According to Destiny, he explained that, he had been working with a driver since the previous day as a bus conductor, but when it was time for the driver to pay him; the driver absconded pretending to have an emergency. So he went to sleep in a regular store front he normally sleeps with empty stomach. The next day, he woke up around 6a.m. and started work with a new driver and at about 10a.m. he insisted on the driver paying him for the turns he has done. The driver agreed and paid him N200. And that was what he came to buy One-man One-vote (as Santana is nicknamed in Benin) with, even without meat.

Further narrating how he became a conductor, he said his parents were separated when he was much younger. His father whom he used to stay with remarried a woman who maltreated him and his other two brothers. On a faithful day, he was sent to wash the dishes, while washing it, one of it mistakenly broke. Immediately, the step-mother rushed out, and dealt with him mercilessly, and even marked his back with pieces from the broken bottle. After being starved for about two days without food, he devised a means to run away from home to beg for food in a party. And that happened to be the last time he ever stepped his foot into his father’s compound, and instead devised means for himself to survive from working as bus conductor.

The Child Right Act of 2003 is supposed to be fully adopted and implemented by all 36 states in Nigeria. However, research shows that this is not the case. Only few states in Nigeria have noticeably adopted the full implementation of the Act, but are the system favourable?

Child abuse seems to have taken a different dimension in Nigeria. It is no longer the conventionally known cases, that is molestation, hawking, house help, sales person, but has further degenerated into children working as commercial bus conductors. This is dire to the future of Nigeria, if children are still considered as the future leaders of tomorrow. The risk it poses is immeasurable, if not curtailed with all urgency.
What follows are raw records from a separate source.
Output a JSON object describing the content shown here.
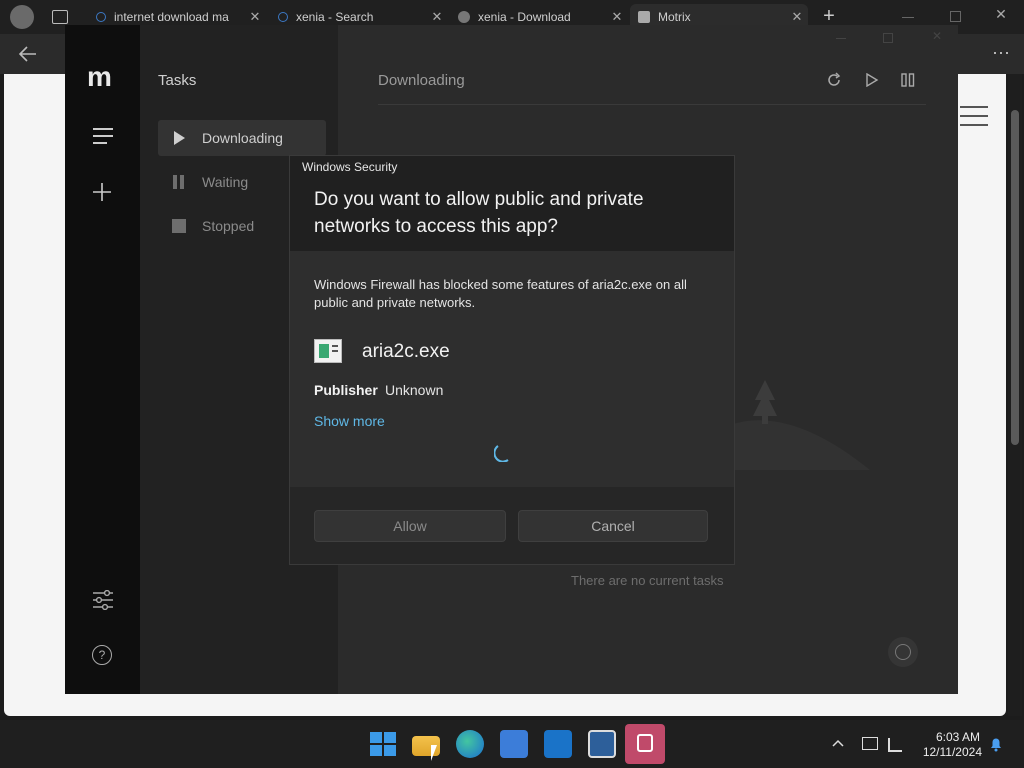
{
  "browser": {
    "tabs": [
      {
        "label": "internet download ma"
      },
      {
        "label": "xenia - Search"
      },
      {
        "label": "xenia - Download"
      },
      {
        "label": "Motrix"
      }
    ],
    "close_glyph": "✕",
    "new_tab_glyph": "+"
  },
  "motrix": {
    "logo": "m",
    "sidebar_title": "Tasks",
    "nav": [
      {
        "label": "Downloading",
        "icon": "play-icon"
      },
      {
        "label": "Waiting",
        "icon": "pause-icon"
      },
      {
        "label": "Stopped",
        "icon": "stop-icon"
      }
    ],
    "main_title": "Downloading",
    "empty_text": "There are no current tasks"
  },
  "dialog": {
    "caption": "Windows Security",
    "heading": "Do you want to allow public and private networks to access this app?",
    "message": "Windows Firewall has blocked some features of aria2c.exe on all public and private networks.",
    "app_name": "aria2c.exe",
    "publisher_label": "Publisher",
    "publisher_value": "Unknown",
    "show_more": "Show more",
    "allow_label": "Allow",
    "cancel_label": "Cancel"
  },
  "taskbar": {
    "time": "6:03 AM",
    "date": "12/11/2024"
  },
  "colors": {
    "link": "#5fb8e6",
    "spinner": "#5fb8e6",
    "taskbar_active": "#c04a6a"
  }
}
In September 2015, at an historical UN Summit, 17 Sustainable Development Goals (SDGs) of the 2030 Agenda for Sustainable Development; with an aim of going further to end all forms of poverty, were adopted by world leaders. Among these goals are; no poverty, zero hunger, good health and well-being, quality education, decent work and economic growth. Unfortunately, this issue of children conductors has revealed that a lot still needs to be done by Nigeria if the UN goals must be met by 2030. These children found themselves where they are today not entirely because of the choices they made but the options the society they found themselves had provided them with.
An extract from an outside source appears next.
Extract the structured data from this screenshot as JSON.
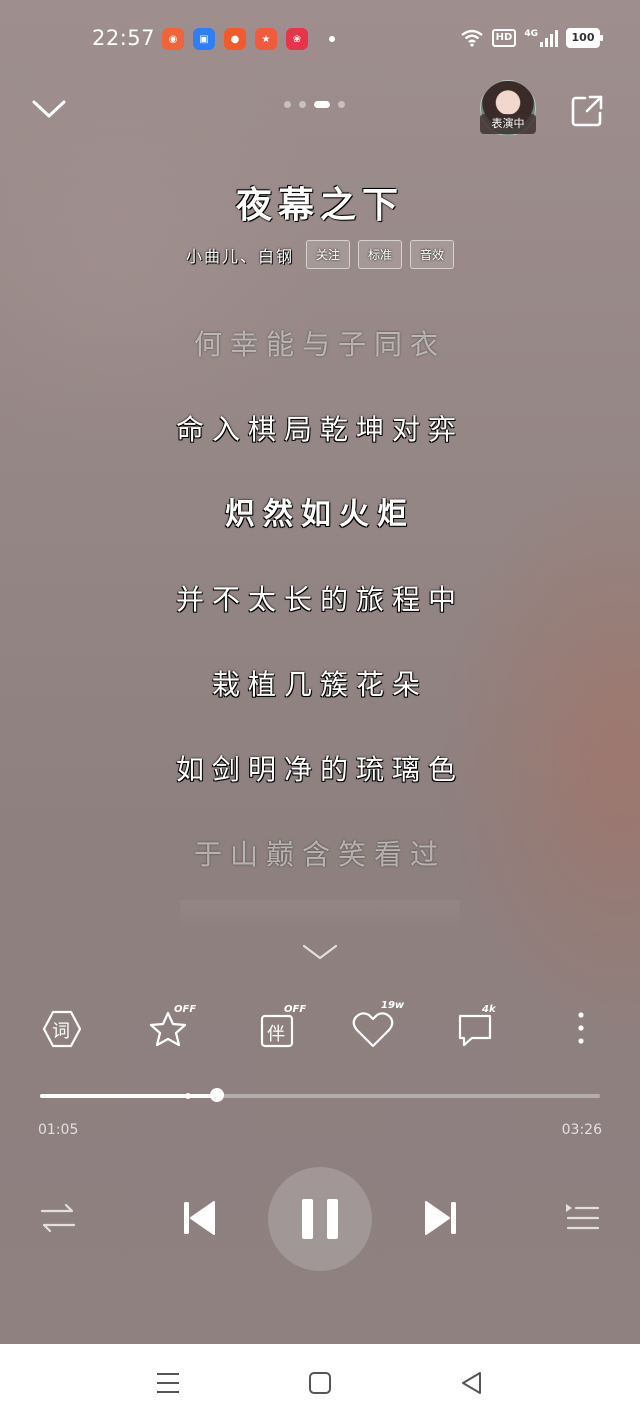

Aside not standing a chance of gaining quality education, they are prone to several societal vices such as; hunger, threat to life, alcohol and drug addiction, child abuse, bullying by drivers or commuters, sicknesses and diseases, epidemic outbreak, truancy, ritualism, cultism, and a host of others. They likewise pose as a major threat to life, security and development of this country Nigeria. And except things are done rapidly, the society awaits another Evans.